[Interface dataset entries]
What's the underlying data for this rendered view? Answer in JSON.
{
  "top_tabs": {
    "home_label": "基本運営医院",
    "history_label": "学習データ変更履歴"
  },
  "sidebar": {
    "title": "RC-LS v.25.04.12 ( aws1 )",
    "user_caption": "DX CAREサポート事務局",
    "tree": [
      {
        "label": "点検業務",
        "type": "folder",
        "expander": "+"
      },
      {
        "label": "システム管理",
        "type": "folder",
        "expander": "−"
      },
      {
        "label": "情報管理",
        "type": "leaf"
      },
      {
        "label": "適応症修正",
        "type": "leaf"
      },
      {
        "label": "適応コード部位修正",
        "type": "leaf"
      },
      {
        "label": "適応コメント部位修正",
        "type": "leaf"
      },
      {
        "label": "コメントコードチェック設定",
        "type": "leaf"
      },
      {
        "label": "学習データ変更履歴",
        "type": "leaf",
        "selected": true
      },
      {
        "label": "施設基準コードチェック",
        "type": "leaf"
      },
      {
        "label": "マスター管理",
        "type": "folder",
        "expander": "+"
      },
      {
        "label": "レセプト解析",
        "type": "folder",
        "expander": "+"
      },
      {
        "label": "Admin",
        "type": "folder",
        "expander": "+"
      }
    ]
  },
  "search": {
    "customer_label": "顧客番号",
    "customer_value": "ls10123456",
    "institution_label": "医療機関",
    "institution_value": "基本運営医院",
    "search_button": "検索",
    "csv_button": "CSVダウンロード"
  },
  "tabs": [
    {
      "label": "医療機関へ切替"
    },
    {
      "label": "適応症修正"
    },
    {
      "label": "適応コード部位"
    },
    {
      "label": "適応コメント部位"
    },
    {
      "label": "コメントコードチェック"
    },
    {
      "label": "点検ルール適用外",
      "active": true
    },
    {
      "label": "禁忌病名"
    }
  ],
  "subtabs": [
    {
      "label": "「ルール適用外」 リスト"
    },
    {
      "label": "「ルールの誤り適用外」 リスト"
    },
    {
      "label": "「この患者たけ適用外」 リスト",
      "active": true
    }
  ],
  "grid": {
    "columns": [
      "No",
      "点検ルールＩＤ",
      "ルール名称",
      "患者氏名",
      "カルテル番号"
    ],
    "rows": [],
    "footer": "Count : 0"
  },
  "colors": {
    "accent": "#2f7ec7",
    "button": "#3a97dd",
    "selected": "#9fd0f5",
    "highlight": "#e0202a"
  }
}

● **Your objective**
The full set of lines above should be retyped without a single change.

● **Reply to the task**
What's the underlying data for this rendered view? Answer in JSON.
{
  "top_tabs": {
    "home_label": "基本運営医院",
    "history_label": "学習データ変更履歴"
  },
  "sidebar": {
    "title": "RC-LS v.25.04.12 ( aws1 )",
    "user_caption": "DX CAREサポート事務局",
    "tree": [
      {
        "label": "点検業務",
        "type": "folder",
        "expander": "+"
      },
      {
        "label": "システム管理",
        "type": "folder",
        "expander": "−"
      },
      {
        "label": "情報管理",
        "type": "leaf"
      },
      {
        "label": "適応症修正",
        "type": "leaf"
      },
      {
        "label": "適応コード部位修正",
        "type": "leaf"
      },
      {
        "label": "適応コメント部位修正",
        "type": "leaf"
      },
      {
        "label": "コメントコードチェック設定",
        "type": "leaf"
      },
      {
        "label": "学習データ変更履歴",
        "type": "leaf",
        "selected": true
      },
      {
        "label": "施設基準コードチェック",
        "type": "leaf"
      },
      {
        "label": "マスター管理",
        "type": "folder",
        "expander": "+"
      },
      {
        "label": "レセプト解析",
        "type": "folder",
        "expander": "+"
      },
      {
        "label": "Admin",
        "type": "folder",
        "expander": "+"
      }
    ]
  },
  "search": {
    "customer_label": "顧客番号",
    "customer_value": "ls10123456",
    "institution_label": "医療機関",
    "institution_value": "基本運営医院",
    "search_button": "検索",
    "csv_button": "CSVダウンロード"
  },
  "tabs": [
    {
      "label": "医療機関へ切替"
    },
    {
      "label": "適応症修正"
    },
    {
      "label": "適応コード部位"
    },
    {
      "label": "適応コメント部位"
    },
    {
      "label": "コメントコードチェック"
    },
    {
      "label": "点検ルール適用外",
      "active": true
    },
    {
      "label": "禁忌病名"
    }
  ],
  "subtabs": [
    {
      "label": "「ルール適用外」 リスト"
    },
    {
      "label": "「ルールの誤り適用外」 リスト"
    },
    {
      "label": "「この患者たけ適用外」 リスト",
      "active": true
    }
  ],
  "grid": {
    "columns": [
      "No",
      "点検ルールＩＤ",
      "ルール名称",
      "患者氏名",
      "カルテル番号"
    ],
    "rows": [],
    "footer": "Count : 0"
  },
  "colors": {
    "accent": "#2f7ec7",
    "button": "#3a97dd",
    "selected": "#9fd0f5",
    "highlight": "#e0202a"
  }
}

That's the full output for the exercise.